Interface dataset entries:
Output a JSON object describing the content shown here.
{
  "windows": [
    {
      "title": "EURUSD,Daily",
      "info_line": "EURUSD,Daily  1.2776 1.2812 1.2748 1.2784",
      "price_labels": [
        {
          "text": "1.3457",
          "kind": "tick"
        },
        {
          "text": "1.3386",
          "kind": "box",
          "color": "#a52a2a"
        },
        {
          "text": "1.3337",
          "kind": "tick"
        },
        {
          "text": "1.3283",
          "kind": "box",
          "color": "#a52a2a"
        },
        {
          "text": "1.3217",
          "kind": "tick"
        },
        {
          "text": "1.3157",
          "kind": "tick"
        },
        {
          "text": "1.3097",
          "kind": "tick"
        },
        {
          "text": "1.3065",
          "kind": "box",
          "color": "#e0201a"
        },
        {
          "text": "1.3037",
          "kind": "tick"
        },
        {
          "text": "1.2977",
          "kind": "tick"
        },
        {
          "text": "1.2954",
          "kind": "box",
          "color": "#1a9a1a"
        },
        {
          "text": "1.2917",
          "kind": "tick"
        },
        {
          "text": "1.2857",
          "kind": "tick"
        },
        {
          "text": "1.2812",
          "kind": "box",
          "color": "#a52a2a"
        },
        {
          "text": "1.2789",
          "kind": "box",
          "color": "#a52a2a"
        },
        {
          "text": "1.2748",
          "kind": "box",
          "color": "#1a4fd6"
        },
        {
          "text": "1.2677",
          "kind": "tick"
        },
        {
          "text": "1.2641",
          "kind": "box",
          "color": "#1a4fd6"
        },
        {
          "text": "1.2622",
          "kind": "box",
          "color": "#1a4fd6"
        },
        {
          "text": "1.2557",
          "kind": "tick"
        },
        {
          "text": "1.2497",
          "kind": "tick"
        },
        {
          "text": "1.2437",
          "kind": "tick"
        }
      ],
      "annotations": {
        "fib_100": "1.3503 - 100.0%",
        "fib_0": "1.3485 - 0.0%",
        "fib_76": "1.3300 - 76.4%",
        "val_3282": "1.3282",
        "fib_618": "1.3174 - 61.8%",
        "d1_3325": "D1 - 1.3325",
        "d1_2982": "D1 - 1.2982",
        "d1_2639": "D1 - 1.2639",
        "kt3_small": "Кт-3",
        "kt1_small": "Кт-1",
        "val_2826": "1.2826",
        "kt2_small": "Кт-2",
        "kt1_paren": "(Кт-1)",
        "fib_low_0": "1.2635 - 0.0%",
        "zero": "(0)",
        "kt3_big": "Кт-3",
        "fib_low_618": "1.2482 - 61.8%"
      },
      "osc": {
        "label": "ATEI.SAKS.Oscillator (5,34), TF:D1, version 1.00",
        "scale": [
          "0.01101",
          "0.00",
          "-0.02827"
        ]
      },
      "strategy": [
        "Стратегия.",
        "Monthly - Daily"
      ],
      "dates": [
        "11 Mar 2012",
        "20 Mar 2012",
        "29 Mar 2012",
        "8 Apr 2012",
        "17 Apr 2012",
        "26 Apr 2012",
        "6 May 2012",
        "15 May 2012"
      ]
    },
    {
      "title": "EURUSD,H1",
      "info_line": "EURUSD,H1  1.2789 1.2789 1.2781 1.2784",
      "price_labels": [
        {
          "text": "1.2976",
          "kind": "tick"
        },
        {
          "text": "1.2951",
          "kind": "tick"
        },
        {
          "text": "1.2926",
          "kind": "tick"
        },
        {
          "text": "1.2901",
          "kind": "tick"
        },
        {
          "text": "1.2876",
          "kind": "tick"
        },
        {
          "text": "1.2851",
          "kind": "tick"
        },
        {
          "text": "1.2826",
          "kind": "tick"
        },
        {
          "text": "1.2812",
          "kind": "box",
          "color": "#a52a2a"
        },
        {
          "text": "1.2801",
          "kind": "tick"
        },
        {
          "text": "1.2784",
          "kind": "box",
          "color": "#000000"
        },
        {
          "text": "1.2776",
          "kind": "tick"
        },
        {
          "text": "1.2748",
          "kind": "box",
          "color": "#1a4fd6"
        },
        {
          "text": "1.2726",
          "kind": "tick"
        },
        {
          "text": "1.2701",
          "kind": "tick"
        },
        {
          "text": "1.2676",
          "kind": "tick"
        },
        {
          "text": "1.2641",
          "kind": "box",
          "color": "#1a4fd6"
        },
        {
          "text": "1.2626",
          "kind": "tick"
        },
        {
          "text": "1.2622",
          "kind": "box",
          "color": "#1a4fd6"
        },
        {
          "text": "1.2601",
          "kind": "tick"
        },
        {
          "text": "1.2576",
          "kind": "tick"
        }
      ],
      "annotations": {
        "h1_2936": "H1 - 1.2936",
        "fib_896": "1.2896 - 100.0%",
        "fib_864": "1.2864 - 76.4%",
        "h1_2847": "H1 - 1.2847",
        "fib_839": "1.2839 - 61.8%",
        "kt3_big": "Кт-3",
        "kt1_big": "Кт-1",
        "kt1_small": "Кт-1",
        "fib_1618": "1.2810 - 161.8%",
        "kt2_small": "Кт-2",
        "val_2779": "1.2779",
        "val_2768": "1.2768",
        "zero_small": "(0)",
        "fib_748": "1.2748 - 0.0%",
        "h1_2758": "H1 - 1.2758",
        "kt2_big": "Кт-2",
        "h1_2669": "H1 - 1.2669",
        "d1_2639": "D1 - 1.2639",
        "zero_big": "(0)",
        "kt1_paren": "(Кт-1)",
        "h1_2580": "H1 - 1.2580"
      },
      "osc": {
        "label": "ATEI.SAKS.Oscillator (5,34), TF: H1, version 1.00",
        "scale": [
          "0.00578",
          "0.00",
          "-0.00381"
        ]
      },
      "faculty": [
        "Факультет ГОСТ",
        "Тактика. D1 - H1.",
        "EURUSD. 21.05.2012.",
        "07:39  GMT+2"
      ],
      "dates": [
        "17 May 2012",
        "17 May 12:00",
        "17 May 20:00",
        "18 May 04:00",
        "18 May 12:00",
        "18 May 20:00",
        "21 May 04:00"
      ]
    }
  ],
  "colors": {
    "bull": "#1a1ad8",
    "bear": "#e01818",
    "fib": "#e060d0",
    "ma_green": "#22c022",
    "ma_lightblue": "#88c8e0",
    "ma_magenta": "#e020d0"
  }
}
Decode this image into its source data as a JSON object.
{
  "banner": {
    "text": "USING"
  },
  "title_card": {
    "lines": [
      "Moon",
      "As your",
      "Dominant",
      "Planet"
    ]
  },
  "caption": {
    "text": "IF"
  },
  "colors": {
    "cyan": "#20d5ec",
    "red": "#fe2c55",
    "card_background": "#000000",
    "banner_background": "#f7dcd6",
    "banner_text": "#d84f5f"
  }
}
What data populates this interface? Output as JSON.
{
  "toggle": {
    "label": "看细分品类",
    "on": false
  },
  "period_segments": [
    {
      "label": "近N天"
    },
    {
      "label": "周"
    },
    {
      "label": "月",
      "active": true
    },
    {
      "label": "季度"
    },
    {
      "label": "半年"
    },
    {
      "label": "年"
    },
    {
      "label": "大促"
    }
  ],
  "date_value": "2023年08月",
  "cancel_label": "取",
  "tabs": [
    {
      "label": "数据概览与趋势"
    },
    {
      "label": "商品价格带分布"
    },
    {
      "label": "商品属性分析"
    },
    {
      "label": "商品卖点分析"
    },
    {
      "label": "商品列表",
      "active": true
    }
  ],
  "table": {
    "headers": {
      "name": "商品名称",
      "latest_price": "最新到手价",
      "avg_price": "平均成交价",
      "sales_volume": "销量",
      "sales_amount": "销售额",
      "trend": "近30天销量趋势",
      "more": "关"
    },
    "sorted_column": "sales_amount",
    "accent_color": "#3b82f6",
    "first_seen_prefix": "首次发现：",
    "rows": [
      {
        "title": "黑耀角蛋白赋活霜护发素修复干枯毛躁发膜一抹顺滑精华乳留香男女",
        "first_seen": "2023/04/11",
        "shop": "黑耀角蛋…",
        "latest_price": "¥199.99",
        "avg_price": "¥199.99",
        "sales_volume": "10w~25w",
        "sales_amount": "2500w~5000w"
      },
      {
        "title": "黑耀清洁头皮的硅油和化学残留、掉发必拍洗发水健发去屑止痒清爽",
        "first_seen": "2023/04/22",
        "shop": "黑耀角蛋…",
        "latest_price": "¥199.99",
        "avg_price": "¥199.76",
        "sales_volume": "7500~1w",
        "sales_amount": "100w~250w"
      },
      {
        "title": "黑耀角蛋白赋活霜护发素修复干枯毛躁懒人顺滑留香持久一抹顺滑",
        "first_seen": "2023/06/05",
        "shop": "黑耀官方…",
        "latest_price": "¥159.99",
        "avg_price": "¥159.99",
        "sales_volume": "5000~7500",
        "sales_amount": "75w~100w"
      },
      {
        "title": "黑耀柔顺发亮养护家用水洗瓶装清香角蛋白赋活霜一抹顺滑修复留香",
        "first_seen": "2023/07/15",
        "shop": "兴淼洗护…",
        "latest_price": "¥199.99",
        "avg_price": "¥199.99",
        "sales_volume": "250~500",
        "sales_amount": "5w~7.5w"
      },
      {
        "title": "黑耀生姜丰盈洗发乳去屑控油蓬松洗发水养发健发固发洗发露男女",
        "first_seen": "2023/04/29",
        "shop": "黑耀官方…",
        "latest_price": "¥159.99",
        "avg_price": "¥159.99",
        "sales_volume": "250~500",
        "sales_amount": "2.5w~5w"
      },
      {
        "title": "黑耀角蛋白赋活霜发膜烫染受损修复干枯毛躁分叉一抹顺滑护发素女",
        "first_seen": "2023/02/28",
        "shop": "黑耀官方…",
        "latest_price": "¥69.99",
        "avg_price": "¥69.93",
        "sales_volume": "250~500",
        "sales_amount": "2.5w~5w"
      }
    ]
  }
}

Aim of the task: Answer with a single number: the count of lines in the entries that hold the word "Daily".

Response box: 3